Sounds like yet more evidence that doing what’s “right” is not simply a matter of morality? God, meet Naltrexone . . . This is not to excuse all shop-lifters, but it should make the law-and-order crowd stop to think more seriously about their simplistic views of how to deal with “criminals.” Makes me wonder how many other sorts of “criminals” are normal folks struggling with low-level biological issues . . .
Here are more examples of low-level processes that drive behavior. At TED, cognitive researcher Nancy Etcoff spells out (starting about 14:00 mark) three lower level systems that underlie reproduction: Lust (sex hormone driven), romantic attraction (dopamine driven) and attachment (oxytocin driven). Etcoff also cites psychologist John Gottman for a good strategy for a happy marriage: make sure that the spouses say at least five positive things for each negative thing. That’s how powerful and socially dysfunctional it is to utter negative things.
I don’t deny that there is an upside to being “religious.” USA Today recently published “This is Your Brain on Religion,” by Andrew Newberg, a professor of radiology and psychiatry. Here are some of the benefits to religion, in a nutshell:
The research that I have come across, if not definitive, seems clear: Religion and spiritual practices generally have a positive effect on one’s physical, emotional and neurological health. People who engage in religious activities tend to cope better with emotional problems, have fewer addictions and better overall health. They might even live longer than those who lead more secular lives. Indeed, many studies document that religious and spiritual individuals find more meaning in life.
Here’s one of Newberg’s sources for the increased longevity of religious folks. Lots to consider here.
Every time I read such studies noting the benefits of religion, I suspect that it is the greater committed social interconnectedness of believers that accounts for most of the benefits. I don’t have statistics to back me up here, but consider this. We have a very fine blogging community here at DI. Now, imagine one of our authors falling terribly ill for a long period. What is the likelihood that another co-author or a visitor would commit to providing long-term care for that ill author? My hypothetical is not meant as an insult, but I would find it surprising if us skeptical/philosophical types would do that.
Now consider what often happens when a member of a congregation falls ill: other members of the congregation often jumpt to the rescue, providing food and other care, even to people they don’t know well. I suspect that this occurs because congregations are flesh and blood gatherings of people who put in the time, week after week, to make displays of their willingness to commit to each other and to their “God.” I don’t think it’s religion per se that lubricates this willingness to help each other, but that this willingness results from physically rubbing elbows with a specific group of others on a regular basis. I’ve seen enough studies to be convinced that there are benefits to being religous, but I doubt that it has to do with anything supernatural. In fact, it relates largely to in-group dynamics, I suspect, and that members of Religion A are far more likely to help each other than to help members of Religion B or to help people who are not religious at all.

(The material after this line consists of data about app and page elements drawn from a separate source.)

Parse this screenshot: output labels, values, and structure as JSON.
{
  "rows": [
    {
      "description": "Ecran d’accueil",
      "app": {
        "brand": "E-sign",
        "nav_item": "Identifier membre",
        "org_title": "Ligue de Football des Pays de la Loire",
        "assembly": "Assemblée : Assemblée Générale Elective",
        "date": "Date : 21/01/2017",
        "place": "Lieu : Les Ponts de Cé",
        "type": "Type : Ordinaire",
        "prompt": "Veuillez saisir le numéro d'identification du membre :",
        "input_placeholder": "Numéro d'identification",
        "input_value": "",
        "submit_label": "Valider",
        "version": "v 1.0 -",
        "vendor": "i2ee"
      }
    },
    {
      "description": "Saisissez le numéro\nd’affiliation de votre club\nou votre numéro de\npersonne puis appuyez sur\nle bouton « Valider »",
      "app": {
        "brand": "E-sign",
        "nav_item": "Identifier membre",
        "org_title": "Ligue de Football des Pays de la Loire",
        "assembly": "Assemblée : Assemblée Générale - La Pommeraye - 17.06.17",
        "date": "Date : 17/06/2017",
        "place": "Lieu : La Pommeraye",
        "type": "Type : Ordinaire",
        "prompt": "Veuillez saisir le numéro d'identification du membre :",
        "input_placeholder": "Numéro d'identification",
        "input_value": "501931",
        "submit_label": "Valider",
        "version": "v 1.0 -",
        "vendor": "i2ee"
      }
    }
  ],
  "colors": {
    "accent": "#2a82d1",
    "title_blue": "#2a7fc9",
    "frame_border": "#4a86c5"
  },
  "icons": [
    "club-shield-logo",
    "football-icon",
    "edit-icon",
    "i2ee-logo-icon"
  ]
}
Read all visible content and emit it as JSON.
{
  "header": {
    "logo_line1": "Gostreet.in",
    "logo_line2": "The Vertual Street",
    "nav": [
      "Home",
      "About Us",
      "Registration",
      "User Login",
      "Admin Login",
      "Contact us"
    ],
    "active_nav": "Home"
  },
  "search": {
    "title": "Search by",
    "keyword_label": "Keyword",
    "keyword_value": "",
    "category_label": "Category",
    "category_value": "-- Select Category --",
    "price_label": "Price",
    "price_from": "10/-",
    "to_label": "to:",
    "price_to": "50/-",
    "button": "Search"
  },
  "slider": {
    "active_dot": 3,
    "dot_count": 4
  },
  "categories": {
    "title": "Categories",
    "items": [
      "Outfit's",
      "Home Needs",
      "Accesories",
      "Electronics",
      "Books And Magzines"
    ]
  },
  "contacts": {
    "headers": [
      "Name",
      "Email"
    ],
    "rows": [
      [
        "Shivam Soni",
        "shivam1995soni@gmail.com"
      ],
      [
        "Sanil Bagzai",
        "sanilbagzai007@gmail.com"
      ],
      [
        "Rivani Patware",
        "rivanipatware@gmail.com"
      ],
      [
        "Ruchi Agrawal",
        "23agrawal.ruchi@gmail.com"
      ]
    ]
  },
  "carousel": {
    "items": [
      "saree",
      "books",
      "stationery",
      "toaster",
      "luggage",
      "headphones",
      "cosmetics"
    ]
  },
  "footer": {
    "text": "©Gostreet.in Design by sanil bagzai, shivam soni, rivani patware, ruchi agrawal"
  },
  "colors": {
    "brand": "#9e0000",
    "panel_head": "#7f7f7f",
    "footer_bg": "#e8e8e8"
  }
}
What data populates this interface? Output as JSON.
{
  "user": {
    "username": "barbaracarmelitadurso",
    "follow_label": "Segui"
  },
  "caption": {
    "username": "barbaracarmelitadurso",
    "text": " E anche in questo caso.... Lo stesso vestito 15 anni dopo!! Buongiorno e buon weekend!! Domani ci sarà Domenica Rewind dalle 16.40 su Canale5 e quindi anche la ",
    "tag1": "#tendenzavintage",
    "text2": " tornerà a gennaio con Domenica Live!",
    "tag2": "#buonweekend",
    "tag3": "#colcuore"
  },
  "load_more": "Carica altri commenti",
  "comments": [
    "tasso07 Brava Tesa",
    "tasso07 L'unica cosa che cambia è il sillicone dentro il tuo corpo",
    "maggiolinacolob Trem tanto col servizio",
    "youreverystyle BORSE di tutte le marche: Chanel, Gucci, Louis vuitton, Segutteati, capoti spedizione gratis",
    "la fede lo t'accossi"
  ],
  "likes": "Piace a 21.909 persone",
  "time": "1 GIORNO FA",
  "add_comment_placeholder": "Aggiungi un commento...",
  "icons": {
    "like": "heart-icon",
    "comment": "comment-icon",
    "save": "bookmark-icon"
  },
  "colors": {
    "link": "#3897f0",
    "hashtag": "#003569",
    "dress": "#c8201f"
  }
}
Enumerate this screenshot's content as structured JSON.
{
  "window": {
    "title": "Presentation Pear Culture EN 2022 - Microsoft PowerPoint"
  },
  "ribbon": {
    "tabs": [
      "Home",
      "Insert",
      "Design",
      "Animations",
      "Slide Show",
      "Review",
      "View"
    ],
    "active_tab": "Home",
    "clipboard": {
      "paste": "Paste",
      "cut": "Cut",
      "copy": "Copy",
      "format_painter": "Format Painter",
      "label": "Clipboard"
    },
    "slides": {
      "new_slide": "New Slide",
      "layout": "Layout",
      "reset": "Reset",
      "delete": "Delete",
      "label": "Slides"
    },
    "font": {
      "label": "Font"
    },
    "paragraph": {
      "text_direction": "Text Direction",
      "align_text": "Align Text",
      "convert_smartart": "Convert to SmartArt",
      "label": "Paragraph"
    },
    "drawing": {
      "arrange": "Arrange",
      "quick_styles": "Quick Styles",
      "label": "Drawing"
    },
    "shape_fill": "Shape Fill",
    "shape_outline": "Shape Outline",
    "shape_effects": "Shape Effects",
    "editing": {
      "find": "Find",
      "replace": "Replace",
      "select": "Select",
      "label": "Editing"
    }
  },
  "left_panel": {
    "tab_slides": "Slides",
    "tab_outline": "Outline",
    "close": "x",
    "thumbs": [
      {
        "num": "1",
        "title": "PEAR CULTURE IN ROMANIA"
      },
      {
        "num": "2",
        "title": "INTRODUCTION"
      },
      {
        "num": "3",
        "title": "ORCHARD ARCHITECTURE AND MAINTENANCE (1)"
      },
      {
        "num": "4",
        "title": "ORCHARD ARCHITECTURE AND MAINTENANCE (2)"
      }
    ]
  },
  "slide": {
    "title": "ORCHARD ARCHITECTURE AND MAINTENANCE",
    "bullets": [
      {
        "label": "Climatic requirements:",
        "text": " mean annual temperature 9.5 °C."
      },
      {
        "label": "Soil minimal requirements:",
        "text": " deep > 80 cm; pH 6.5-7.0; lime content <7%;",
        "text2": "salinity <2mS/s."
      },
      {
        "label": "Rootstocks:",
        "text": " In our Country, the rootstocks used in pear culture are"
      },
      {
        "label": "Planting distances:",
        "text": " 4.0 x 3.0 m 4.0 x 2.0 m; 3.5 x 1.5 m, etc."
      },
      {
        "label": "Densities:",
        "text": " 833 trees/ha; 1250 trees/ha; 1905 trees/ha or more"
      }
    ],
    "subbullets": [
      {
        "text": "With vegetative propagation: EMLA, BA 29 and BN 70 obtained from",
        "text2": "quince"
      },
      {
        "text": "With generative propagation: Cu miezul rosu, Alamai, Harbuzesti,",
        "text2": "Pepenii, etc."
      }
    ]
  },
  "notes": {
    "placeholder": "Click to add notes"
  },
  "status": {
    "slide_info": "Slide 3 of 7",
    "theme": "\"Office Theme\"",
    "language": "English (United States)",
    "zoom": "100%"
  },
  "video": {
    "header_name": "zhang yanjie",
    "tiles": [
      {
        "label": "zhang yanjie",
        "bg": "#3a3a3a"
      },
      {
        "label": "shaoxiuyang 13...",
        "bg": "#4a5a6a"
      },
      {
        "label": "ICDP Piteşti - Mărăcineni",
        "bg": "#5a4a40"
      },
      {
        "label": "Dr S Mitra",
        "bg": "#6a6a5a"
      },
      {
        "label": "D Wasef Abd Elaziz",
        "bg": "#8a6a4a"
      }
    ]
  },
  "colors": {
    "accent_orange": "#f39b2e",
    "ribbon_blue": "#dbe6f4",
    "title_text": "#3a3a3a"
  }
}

On the whole, though, be religious, right? Not so fast! Newberg warns that the net effect of religion depends on the type of god in which one believes.
[W]hen people view God as loving, forgiving, compassionate and supportive, this more likely results in a very positive view of themselves, and of the world around them. But when God is viewed as dispassionate, vengeful and unforgiving, this can have deleterious effects on one’s physical and mental health.
The cynical me thinks that people create their own version of God, aqnd that even the people who worship together have dramatically different conceptions of God (just ask people who all worship at the same church and you’ll be amazed. Since people wield this power to create the version of God that they worship, they ought to each create a benevolent, empathetic God for the sake of all of the rest of us.